In your copy, leave out the pictures and reproduce the listing below exactly.
──────
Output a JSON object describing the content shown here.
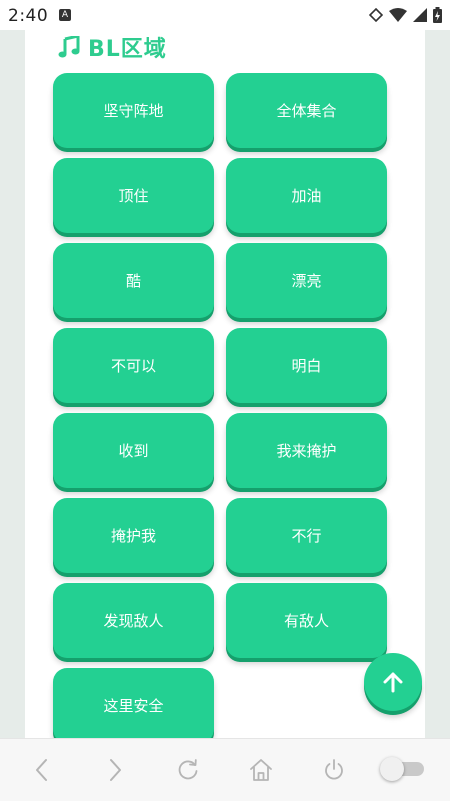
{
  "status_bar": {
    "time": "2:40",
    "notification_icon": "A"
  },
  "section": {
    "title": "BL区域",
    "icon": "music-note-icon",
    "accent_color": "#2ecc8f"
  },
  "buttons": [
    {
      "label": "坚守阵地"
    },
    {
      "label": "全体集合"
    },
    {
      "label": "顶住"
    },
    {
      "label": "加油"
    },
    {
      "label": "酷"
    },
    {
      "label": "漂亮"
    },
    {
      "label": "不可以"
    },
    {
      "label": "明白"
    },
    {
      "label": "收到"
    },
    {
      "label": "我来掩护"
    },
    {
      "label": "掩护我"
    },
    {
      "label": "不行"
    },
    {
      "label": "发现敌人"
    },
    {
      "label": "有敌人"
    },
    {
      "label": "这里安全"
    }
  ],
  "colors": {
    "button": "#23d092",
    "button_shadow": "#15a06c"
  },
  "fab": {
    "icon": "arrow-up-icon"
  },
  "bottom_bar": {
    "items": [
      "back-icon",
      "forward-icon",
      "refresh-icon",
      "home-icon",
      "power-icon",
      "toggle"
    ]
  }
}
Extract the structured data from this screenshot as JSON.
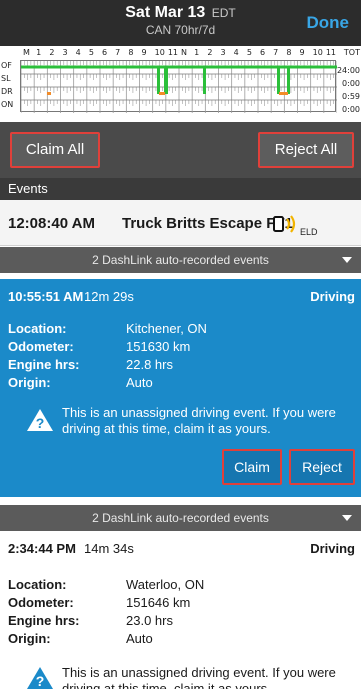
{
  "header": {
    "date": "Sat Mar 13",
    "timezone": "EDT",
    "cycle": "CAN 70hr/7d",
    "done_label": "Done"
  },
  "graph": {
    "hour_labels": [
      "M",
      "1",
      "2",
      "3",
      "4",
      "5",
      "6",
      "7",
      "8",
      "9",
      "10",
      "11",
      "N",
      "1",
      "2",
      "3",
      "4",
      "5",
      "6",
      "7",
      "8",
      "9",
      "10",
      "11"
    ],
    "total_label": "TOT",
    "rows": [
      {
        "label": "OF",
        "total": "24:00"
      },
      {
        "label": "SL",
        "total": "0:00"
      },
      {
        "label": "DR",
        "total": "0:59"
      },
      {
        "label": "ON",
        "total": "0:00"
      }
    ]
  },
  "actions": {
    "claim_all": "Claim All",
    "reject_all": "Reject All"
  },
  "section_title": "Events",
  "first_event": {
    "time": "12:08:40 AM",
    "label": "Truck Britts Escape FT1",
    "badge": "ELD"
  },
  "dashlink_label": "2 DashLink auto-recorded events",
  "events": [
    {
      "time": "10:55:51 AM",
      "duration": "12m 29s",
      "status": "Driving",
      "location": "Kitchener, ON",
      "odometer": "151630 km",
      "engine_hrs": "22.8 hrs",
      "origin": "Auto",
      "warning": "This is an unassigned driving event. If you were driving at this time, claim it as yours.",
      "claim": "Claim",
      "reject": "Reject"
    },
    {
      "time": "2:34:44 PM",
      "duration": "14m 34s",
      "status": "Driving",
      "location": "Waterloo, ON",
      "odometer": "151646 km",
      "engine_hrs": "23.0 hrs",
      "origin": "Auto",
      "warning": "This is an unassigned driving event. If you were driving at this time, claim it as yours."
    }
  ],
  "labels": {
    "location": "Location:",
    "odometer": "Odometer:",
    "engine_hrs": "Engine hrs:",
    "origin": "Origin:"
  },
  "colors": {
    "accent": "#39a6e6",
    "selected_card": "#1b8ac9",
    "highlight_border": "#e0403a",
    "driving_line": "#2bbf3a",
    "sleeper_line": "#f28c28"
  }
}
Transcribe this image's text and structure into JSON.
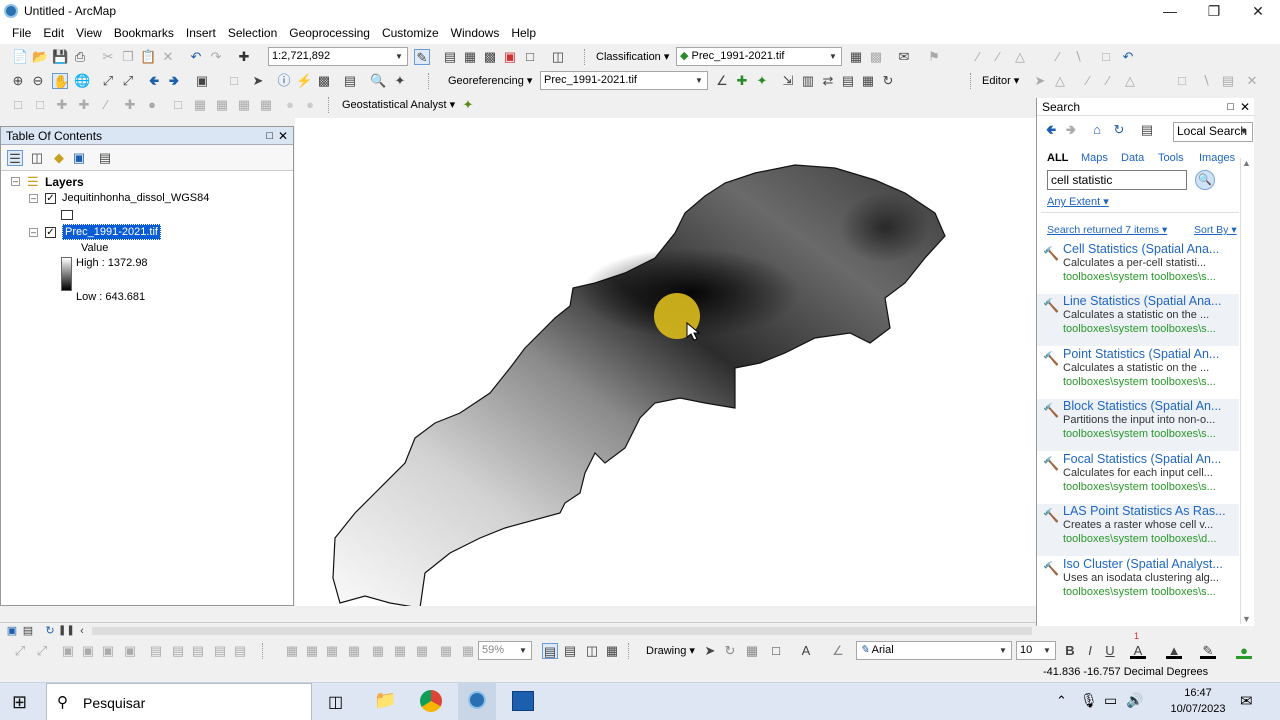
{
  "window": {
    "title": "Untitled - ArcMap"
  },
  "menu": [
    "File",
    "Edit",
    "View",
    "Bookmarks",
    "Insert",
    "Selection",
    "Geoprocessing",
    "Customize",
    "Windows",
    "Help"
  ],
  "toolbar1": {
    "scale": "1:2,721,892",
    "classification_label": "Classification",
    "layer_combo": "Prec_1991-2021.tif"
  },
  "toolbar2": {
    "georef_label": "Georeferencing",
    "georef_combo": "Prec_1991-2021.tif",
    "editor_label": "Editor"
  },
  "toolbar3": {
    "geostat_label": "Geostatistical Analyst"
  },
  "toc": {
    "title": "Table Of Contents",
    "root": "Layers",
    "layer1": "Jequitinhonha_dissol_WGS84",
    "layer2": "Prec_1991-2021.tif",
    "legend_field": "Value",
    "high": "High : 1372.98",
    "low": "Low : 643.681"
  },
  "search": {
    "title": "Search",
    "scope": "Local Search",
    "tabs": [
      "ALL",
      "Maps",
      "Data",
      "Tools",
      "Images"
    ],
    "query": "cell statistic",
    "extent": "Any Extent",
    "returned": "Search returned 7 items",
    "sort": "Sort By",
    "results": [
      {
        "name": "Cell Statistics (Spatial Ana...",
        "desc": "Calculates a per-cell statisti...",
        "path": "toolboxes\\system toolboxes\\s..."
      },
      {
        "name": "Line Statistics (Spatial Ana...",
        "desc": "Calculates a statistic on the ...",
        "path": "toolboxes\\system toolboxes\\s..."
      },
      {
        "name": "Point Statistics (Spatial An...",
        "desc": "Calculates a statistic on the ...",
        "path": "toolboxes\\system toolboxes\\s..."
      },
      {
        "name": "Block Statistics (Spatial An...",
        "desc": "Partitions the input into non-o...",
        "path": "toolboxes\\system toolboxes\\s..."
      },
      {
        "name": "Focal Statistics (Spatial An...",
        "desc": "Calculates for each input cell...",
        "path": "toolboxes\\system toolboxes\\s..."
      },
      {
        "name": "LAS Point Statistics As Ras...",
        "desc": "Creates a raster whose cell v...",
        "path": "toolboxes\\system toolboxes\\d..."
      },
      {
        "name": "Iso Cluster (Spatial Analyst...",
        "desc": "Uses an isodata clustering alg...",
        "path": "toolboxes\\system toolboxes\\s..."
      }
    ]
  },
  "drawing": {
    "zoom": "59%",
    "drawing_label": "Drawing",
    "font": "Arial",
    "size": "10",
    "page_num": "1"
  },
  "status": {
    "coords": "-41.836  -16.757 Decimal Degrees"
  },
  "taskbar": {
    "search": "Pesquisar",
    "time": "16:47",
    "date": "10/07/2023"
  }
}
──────
> [Solution]:
Output a JSON object describing the content shown here.
{
  "status_bar": {
    "time": "2:40",
    "notification_icon": "A"
  },
  "section": {
    "title": "BL区域",
    "icon": "music-note-icon",
    "accent_color": "#2ecc8f"
  },
  "buttons": [
    {
      "label": "坚守阵地"
    },
    {
      "label": "全体集合"
    },
    {
      "label": "顶住"
    },
    {
      "label": "加油"
    },
    {
      "label": "酷"
    },
    {
      "label": "漂亮"
    },
    {
      "label": "不可以"
    },
    {
      "label": "明白"
    },
    {
      "label": "收到"
    },
    {
      "label": "我来掩护"
    },
    {
      "label": "掩护我"
    },
    {
      "label": "不行"
    },
    {
      "label": "发现敌人"
    },
    {
      "label": "有敌人"
    },
    {
      "label": "这里安全"
    }
  ],
  "colors": {
    "button": "#23d092",
    "button_shadow": "#15a06c"
  },
  "fab": {
    "icon": "arrow-up-icon"
  },
  "bottom_bar": {
    "items": [
      "back-icon",
      "forward-icon",
      "refresh-icon",
      "home-icon",
      "power-icon",
      "toggle"
    ]
  }
}
Extract the structured data from this screenshot as JSON.
{
  "header": {
    "date": "Sat Mar 13",
    "timezone": "EDT",
    "cycle": "CAN 70hr/7d",
    "done_label": "Done"
  },
  "graph": {
    "hour_labels": [
      "M",
      "1",
      "2",
      "3",
      "4",
      "5",
      "6",
      "7",
      "8",
      "9",
      "10",
      "11",
      "N",
      "1",
      "2",
      "3",
      "4",
      "5",
      "6",
      "7",
      "8",
      "9",
      "10",
      "11"
    ],
    "total_label": "TOT",
    "rows": [
      {
        "label": "OF",
        "total": "24:00"
      },
      {
        "label": "SL",
        "total": "0:00"
      },
      {
        "label": "DR",
        "total": "0:59"
      },
      {
        "label": "ON",
        "total": "0:00"
      }
    ]
  },
  "actions": {
    "claim_all": "Claim All",
    "reject_all": "Reject All"
  },
  "section_title": "Events",
  "first_event": {
    "time": "12:08:40 AM",
    "label": "Truck Britts Escape FT1",
    "badge": "ELD"
  },
  "dashlink_label": "2 DashLink auto-recorded events",
  "events": [
    {
      "time": "10:55:51 AM",
      "duration": "12m 29s",
      "status": "Driving",
      "location": "Kitchener, ON",
      "odometer": "151630 km",
      "engine_hrs": "22.8 hrs",
      "origin": "Auto",
      "warning": "This is an unassigned driving event. If you were driving at this time, claim it as yours.",
      "claim": "Claim",
      "reject": "Reject"
    },
    {
      "time": "2:34:44 PM",
      "duration": "14m 34s",
      "status": "Driving",
      "location": "Waterloo, ON",
      "odometer": "151646 km",
      "engine_hrs": "23.0 hrs",
      "origin": "Auto",
      "warning": "This is an unassigned driving event. If you were driving at this time, claim it as yours."
    }
  ],
  "labels": {
    "location": "Location:",
    "odometer": "Odometer:",
    "engine_hrs": "Engine hrs:",
    "origin": "Origin:"
  },
  "colors": {
    "accent": "#39a6e6",
    "selected_card": "#1b8ac9",
    "highlight_border": "#e0403a",
    "driving_line": "#2bbf3a",
    "sleeper_line": "#f28c28"
  }
}
Transcribe this image's text and structure into JSON.
{
  "window": {
    "title": "Untitled - ArcMap"
  },
  "menu": [
    "File",
    "Edit",
    "View",
    "Bookmarks",
    "Insert",
    "Selection",
    "Geoprocessing",
    "Customize",
    "Windows",
    "Help"
  ],
  "toolbar1": {
    "scale": "1:2,721,892",
    "classification_label": "Classification",
    "layer_combo": "Prec_1991-2021.tif"
  },
  "toolbar2": {
    "georef_label": "Georeferencing",
    "georef_combo": "Prec_1991-2021.tif",
    "editor_label": "Editor"
  },
  "toolbar3": {
    "geostat_label": "Geostatistical Analyst"
  },
  "toc": {
    "title": "Table Of Contents",
    "root": "Layers",
    "layer1": "Jequitinhonha_dissol_WGS84",
    "layer2": "Prec_1991-2021.tif",
    "legend_field": "Value",
    "high": "High : 1372.98",
    "low": "Low : 643.681"
  },
  "search": {
    "title": "Search",
    "scope": "Local Search",
    "tabs": [
      "ALL",
      "Maps",
      "Data",
      "Tools",
      "Images"
    ],
    "query": "cell statistic",
    "extent": "Any Extent",
    "returned": "Search returned 7 items",
    "sort": "Sort By",
    "results": [
      {
        "name": "Cell Statistics (Spatial Ana...",
        "desc": "Calculates a per-cell statisti...",
        "path": "toolboxes\\system toolboxes\\s..."
      },
      {
        "name": "Line Statistics (Spatial Ana...",
        "desc": "Calculates a statistic on the ...",
        "path": "toolboxes\\system toolboxes\\s..."
      },
      {
        "name": "Point Statistics (Spatial An...",
        "desc": "Calculates a statistic on the ...",
        "path": "toolboxes\\system toolboxes\\s..."
      },
      {
        "name": "Block Statistics (Spatial An...",
        "desc": "Partitions the input into non-o...",
        "path": "toolboxes\\system toolboxes\\s..."
      },
      {
        "name": "Focal Statistics (Spatial An...",
        "desc": "Calculates for each input cell...",
        "path": "toolboxes\\system toolboxes\\s..."
      },
      {
        "name": "LAS Point Statistics As Ras...",
        "desc": "Creates a raster whose cell v...",
        "path": "toolboxes\\system toolboxes\\d..."
      },
      {
        "name": "Iso Cluster (Spatial Analyst...",
        "desc": "Uses an isodata clustering alg...",
        "path": "toolboxes\\system toolboxes\\s..."
      }
    ]
  },
  "drawing": {
    "zoom": "59%",
    "drawing_label": "Drawing",
    "font": "Arial",
    "size": "10",
    "page_num": "1"
  },
  "status": {
    "coords": "-41.836  -16.757 Decimal Degrees"
  },
  "taskbar": {
    "search": "Pesquisar",
    "time": "16:47",
    "date": "10/07/2023"
  }
}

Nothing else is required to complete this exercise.